* **Work to be completed**
Copy every record that appears below, exactly as it stands.

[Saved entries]
=======

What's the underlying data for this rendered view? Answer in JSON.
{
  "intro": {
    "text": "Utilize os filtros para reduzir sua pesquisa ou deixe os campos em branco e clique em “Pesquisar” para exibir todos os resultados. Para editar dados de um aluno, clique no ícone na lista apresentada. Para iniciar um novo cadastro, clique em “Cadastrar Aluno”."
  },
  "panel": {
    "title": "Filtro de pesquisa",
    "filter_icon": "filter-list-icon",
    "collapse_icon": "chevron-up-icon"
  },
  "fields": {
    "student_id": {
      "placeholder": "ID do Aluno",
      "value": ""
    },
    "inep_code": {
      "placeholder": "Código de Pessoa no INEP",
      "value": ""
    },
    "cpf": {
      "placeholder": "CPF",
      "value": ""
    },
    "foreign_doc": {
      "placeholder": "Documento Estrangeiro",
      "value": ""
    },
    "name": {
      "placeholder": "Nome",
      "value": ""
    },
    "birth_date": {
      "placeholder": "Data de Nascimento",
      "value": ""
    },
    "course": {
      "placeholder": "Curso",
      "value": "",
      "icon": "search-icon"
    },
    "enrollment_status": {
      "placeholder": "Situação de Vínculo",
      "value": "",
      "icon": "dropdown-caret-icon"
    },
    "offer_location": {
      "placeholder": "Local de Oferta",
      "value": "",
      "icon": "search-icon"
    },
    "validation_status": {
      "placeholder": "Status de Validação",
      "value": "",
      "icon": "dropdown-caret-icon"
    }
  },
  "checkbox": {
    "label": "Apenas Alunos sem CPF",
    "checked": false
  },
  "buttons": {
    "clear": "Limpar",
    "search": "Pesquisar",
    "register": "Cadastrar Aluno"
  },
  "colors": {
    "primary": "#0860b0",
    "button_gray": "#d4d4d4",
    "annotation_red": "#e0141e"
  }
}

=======

* **Your solution**
What's the underlying data for this rendered view? Answer in JSON.
{
  "intro": {
    "text": "Utilize os filtros para reduzir sua pesquisa ou deixe os campos em branco e clique em “Pesquisar” para exibir todos os resultados. Para editar dados de um aluno, clique no ícone na lista apresentada. Para iniciar um novo cadastro, clique em “Cadastrar Aluno”."
  },
  "panel": {
    "title": "Filtro de pesquisa",
    "filter_icon": "filter-list-icon",
    "collapse_icon": "chevron-up-icon"
  },
  "fields": {
    "student_id": {
      "placeholder": "ID do Aluno",
      "value": ""
    },
    "inep_code": {
      "placeholder": "Código de Pessoa no INEP",
      "value": ""
    },
    "cpf": {
      "placeholder": "CPF",
      "value": ""
    },
    "foreign_doc": {
      "placeholder": "Documento Estrangeiro",
      "value": ""
    },
    "name": {
      "placeholder": "Nome",
      "value": ""
    },
    "birth_date": {
      "placeholder": "Data de Nascimento",
      "value": ""
    },
    "course": {
      "placeholder": "Curso",
      "value": "",
      "icon": "search-icon"
    },
    "enrollment_status": {
      "placeholder": "Situação de Vínculo",
      "value": "",
      "icon": "dropdown-caret-icon"
    },
    "offer_location": {
      "placeholder": "Local de Oferta",
      "value": "",
      "icon": "search-icon"
    },
    "validation_status": {
      "placeholder": "Status de Validação",
      "value": "",
      "icon": "dropdown-caret-icon"
    }
  },
  "checkbox": {
    "label": "Apenas Alunos sem CPF",
    "checked": false
  },
  "buttons": {
    "clear": "Limpar",
    "search": "Pesquisar",
    "register": "Cadastrar Aluno"
  },
  "colors": {
    "primary": "#0860b0",
    "button_gray": "#d4d4d4",
    "annotation_red": "#e0141e"
  }
}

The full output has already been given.